I am the parent of an 8 year old student from a Pine Grove stem school. A beautiful, smart, caring young girl who has become a victim of bullying. Experiencing different problems since Kindergarten. This past year has been extremely difficult for her. We have had meetings with the teachers, been told our daughter is “the most picked on child in class”, watched her confidence slowly falling with her grades and her friends, to the point she no longer wants to go to the school she is attending.
The last incident with her being called “fat” by a group of kids, had the teacher calling us, and finally we felt like something had to be said. When I approached the principal that morning to address my concerns, I was told she was told not to deal with me, and obviously my concerns for my daughter were not being taken care of, or even addressed. The principal even asked, "If she was having so many problems, why was she still there?"

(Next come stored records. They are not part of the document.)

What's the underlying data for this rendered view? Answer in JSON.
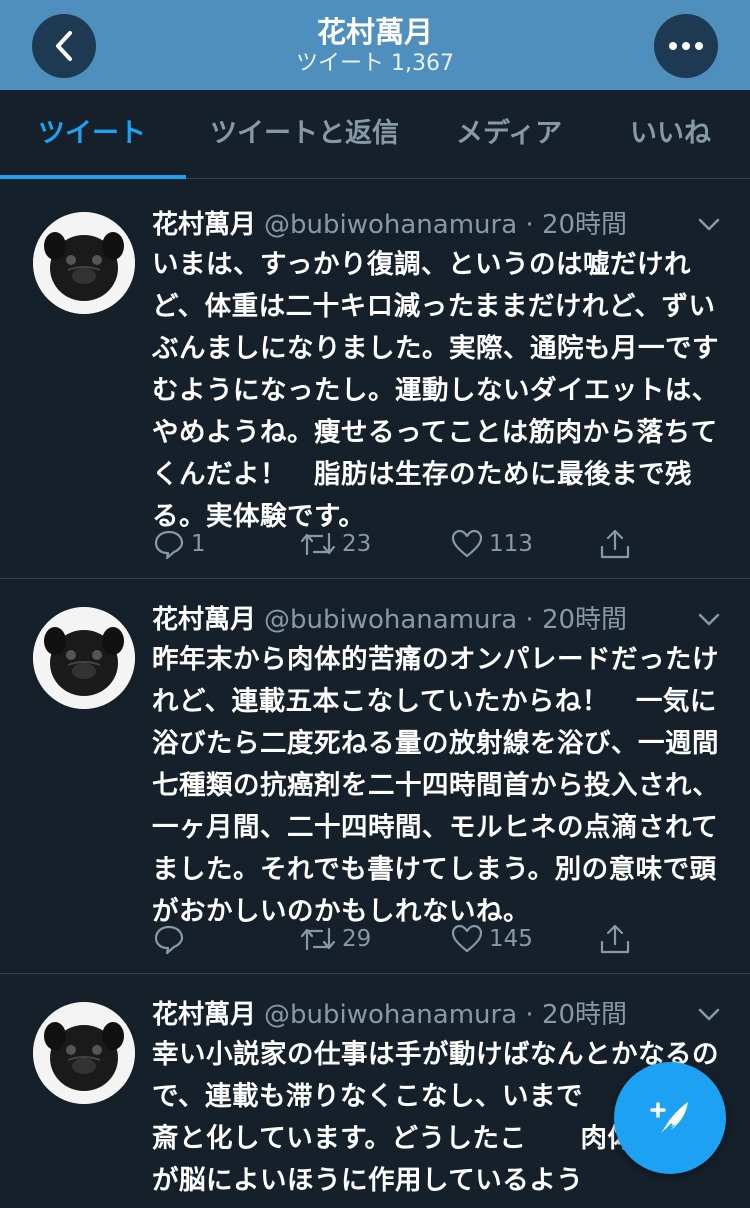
{
  "header": {
    "title": "花村萬月",
    "subtitle": "ツイート 1,367"
  },
  "tabs": [
    {
      "label": "ツイート",
      "active": true
    },
    {
      "label": "ツイートと返信",
      "active": false
    },
    {
      "label": "メディア",
      "active": false
    },
    {
      "label": "いいね",
      "active": false
    }
  ],
  "tweets": [
    {
      "name": "花村萬月",
      "handle": "@bubiwohanamura · 20時間",
      "text": "いまは、すっかり復調、というのは嘘だけれど、体重は二十キロ減ったままだけれど、ずいぶんましになりました。実際、通院も月一ですむようになったし。運動しないダイエットは、やめようね。痩せるってことは筋肉から落ちてくんだよ！　脂肪は生存のために最後まで残る。実体験です。",
      "replies": "1",
      "retweets": "23",
      "likes": "113"
    },
    {
      "name": "花村萬月",
      "handle": "@bubiwohanamura · 20時間",
      "text": "昨年末から肉体的苦痛のオンパレードだったけれど、連載五本こなしていたからね！　一気に浴びたら二度死ねる量の放射線を浴び、一週間七種類の抗癌剤を二十四時間首から投入され、一ヶ月間、二十四時間、モルヒネの点滴されてました。それでも書けてしまう。別の意味で頭がおかしいのかもしれないね。",
      "replies": "",
      "retweets": "29",
      "likes": "145"
    },
    {
      "name": "花村萬月",
      "handle": "@bubiwohanamura · 20時間",
      "text": "幸い小説家の仕事は手が動けばなんとかなるので、連載も滞りなくこなし、いまで　　ドが書斎と化しています。どうしたこ　　肉体の不調が脳によいほうに作用しているよう"
    }
  ],
  "colors": {
    "accent": "#1da1f2",
    "header_bg": "#4f8fbd",
    "background": "#15202b"
  }
}
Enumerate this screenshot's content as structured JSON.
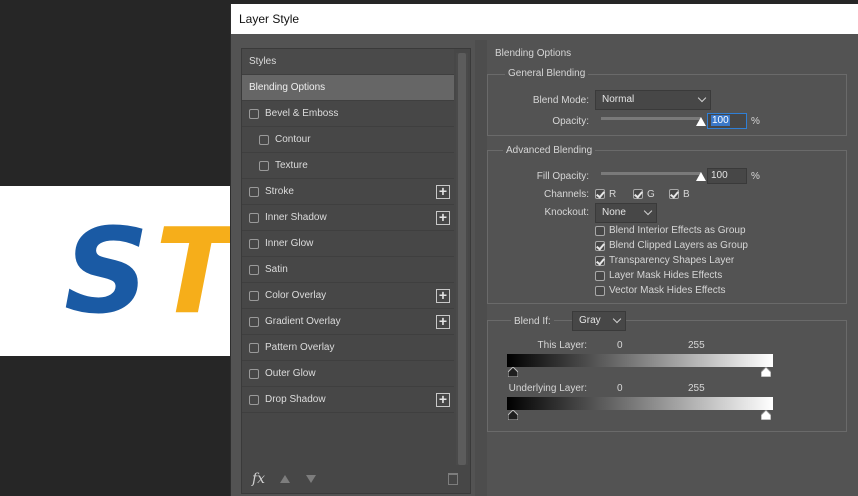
{
  "background": {
    "doc_text_1": "S",
    "doc_text_2": "T"
  },
  "dialog": {
    "title": "Layer Style"
  },
  "styles_panel": {
    "items": [
      {
        "label": "Styles",
        "checkbox": false,
        "plus": false,
        "indent": false,
        "active": false,
        "header": true
      },
      {
        "label": "Blending Options",
        "checkbox": false,
        "plus": false,
        "indent": false,
        "active": true,
        "header": false
      },
      {
        "label": "Bevel & Emboss",
        "checkbox": true,
        "plus": false,
        "indent": false,
        "active": false,
        "header": false
      },
      {
        "label": "Contour",
        "checkbox": true,
        "plus": false,
        "indent": true,
        "active": false,
        "header": false
      },
      {
        "label": "Texture",
        "checkbox": true,
        "plus": false,
        "indent": true,
        "active": false,
        "header": false
      },
      {
        "label": "Stroke",
        "checkbox": true,
        "plus": true,
        "indent": false,
        "active": false,
        "header": false
      },
      {
        "label": "Inner Shadow",
        "checkbox": true,
        "plus": true,
        "indent": false,
        "active": false,
        "header": false
      },
      {
        "label": "Inner Glow",
        "checkbox": true,
        "plus": false,
        "indent": false,
        "active": false,
        "header": false
      },
      {
        "label": "Satin",
        "checkbox": true,
        "plus": false,
        "indent": false,
        "active": false,
        "header": false
      },
      {
        "label": "Color Overlay",
        "checkbox": true,
        "plus": true,
        "indent": false,
        "active": false,
        "header": false
      },
      {
        "label": "Gradient Overlay",
        "checkbox": true,
        "plus": true,
        "indent": false,
        "active": false,
        "header": false
      },
      {
        "label": "Pattern Overlay",
        "checkbox": true,
        "plus": false,
        "indent": false,
        "active": false,
        "header": false
      },
      {
        "label": "Outer Glow",
        "checkbox": true,
        "plus": false,
        "indent": false,
        "active": false,
        "header": false
      },
      {
        "label": "Drop Shadow",
        "checkbox": true,
        "plus": true,
        "indent": false,
        "active": false,
        "header": false
      }
    ],
    "footer": {
      "fx_label": "fx"
    }
  },
  "blending": {
    "section_title": "Blending Options",
    "general": {
      "title": "General Blending",
      "blend_mode_label": "Blend Mode:",
      "blend_mode_value": "Normal",
      "opacity_label": "Opacity:",
      "opacity_value": "100",
      "opacity_unit": "%",
      "opacity_level": 1.0
    },
    "advanced": {
      "title": "Advanced Blending",
      "fill_opacity_label": "Fill Opacity:",
      "fill_opacity_value": "100",
      "fill_opacity_unit": "%",
      "fill_opacity_level": 1.0,
      "channels_label": "Channels:",
      "channels": [
        {
          "label": "R",
          "checked": true
        },
        {
          "label": "G",
          "checked": true
        },
        {
          "label": "B",
          "checked": true
        }
      ],
      "knockout_label": "Knockout:",
      "knockout_value": "None",
      "options": [
        {
          "label": "Blend Interior Effects as Group",
          "checked": false
        },
        {
          "label": "Blend Clipped Layers as Group",
          "checked": true
        },
        {
          "label": "Transparency Shapes Layer",
          "checked": true
        },
        {
          "label": "Layer Mask Hides Effects",
          "checked": false
        },
        {
          "label": "Vector Mask Hides Effects",
          "checked": false
        }
      ]
    },
    "blend_if": {
      "label": "Blend If:",
      "value": "Gray",
      "this_layer_label": "This Layer:",
      "this_layer_min": "0",
      "this_layer_max": "255",
      "underlying_label": "Underlying Layer:",
      "underlying_min": "0",
      "underlying_max": "255"
    }
  }
}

My heart sank. I felt no hope, as the principal offered to sign the transfer papers to Jackson Elementary. I am a single mother, and have no choice but to have her finish off the school year there. She will attend Jackson this Fall. I am hoping to see more support from school, with more resources for my daughter to deal with the aggressors...build her confidence and succeed in school without feeling pushed out. If you ask my daughter, that's exactly how she feels...with no support from her school, and the responsibility left on her to try and counteract the issues she is dealing with every day, without anyone stopping it.
As a mother of a young daughter, it concerns me to see this exclusion start at such a young age. I expect more from our school system to make sure our children feel mentally and physically safe and secure while our children are in their care, and I hope to see a change...the schools modelling the kindness expected of the students, and the students needs as a priority. Not the convenience of exclusion, which has pushed her away from her school.
"Sticks and stones may break my bones, but words will never hurt me." Words do hurt, and it all starts somewhere. Teach your children kindness, inclusion, tolerance and to support each other.
Kelley A Gaston